PROVIDED DATA

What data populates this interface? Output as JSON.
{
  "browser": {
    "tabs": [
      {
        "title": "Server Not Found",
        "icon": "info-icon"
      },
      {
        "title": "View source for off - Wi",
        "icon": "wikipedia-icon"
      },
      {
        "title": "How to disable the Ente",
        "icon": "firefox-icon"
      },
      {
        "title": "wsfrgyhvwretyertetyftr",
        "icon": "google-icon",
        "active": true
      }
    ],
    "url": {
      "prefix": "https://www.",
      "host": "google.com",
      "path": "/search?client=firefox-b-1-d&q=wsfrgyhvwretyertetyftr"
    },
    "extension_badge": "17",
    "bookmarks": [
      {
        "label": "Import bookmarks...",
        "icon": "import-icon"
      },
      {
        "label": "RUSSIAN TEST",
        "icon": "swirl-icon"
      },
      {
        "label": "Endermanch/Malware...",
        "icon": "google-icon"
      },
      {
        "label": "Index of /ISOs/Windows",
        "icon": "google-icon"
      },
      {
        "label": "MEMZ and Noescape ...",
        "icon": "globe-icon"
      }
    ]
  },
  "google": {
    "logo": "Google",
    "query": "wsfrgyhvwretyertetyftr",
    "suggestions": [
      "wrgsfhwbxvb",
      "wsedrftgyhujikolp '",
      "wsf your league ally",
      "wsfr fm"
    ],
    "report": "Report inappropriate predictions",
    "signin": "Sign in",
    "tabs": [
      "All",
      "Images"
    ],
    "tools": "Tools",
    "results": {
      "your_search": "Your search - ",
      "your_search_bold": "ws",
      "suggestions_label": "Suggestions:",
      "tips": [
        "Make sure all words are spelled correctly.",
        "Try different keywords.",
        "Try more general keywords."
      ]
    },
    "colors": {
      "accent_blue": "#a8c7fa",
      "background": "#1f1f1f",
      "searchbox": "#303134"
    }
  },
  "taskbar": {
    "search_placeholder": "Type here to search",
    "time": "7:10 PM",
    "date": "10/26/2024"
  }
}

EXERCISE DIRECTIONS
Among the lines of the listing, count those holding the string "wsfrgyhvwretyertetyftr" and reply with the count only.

EXERCISE SOLUTION
3